(RECORDS FOR THIS TASK)

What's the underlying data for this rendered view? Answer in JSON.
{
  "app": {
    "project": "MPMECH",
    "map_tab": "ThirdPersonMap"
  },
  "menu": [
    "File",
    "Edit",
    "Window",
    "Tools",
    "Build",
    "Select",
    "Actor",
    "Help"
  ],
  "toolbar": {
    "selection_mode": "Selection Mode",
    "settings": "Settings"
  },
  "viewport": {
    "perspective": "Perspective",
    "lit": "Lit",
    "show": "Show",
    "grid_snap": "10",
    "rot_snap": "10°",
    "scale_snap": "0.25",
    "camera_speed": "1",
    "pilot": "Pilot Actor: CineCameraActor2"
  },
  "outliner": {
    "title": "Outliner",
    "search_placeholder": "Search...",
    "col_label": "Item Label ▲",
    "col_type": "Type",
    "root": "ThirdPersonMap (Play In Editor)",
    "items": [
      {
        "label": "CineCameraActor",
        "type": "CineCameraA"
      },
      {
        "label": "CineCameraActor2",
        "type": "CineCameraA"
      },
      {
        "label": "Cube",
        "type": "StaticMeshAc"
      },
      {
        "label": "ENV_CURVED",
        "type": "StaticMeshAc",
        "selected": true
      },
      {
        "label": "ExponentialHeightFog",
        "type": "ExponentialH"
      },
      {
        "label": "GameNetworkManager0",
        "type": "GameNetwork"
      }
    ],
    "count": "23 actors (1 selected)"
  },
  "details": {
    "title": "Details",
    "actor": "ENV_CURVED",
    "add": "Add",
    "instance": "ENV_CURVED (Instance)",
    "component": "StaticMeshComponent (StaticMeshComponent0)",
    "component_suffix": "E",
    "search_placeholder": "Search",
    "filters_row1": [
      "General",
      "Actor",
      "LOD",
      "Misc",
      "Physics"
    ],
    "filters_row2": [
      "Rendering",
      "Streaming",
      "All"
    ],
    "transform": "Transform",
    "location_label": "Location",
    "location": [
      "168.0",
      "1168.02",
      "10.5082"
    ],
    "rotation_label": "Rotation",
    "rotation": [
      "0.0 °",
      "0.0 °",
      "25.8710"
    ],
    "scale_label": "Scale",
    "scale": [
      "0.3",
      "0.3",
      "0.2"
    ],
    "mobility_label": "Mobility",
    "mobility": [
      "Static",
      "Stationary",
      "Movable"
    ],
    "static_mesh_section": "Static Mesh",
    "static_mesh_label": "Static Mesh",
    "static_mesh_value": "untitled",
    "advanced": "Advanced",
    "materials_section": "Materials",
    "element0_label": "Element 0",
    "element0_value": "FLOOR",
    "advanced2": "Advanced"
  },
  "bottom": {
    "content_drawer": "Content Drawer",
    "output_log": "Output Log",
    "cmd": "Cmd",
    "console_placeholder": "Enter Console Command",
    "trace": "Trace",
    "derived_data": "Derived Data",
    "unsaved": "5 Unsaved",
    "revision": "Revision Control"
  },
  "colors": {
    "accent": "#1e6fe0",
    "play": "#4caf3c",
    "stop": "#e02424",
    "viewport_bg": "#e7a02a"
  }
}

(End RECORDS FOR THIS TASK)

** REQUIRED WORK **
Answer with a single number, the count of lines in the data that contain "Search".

** COMPLETED EXERCISE **
2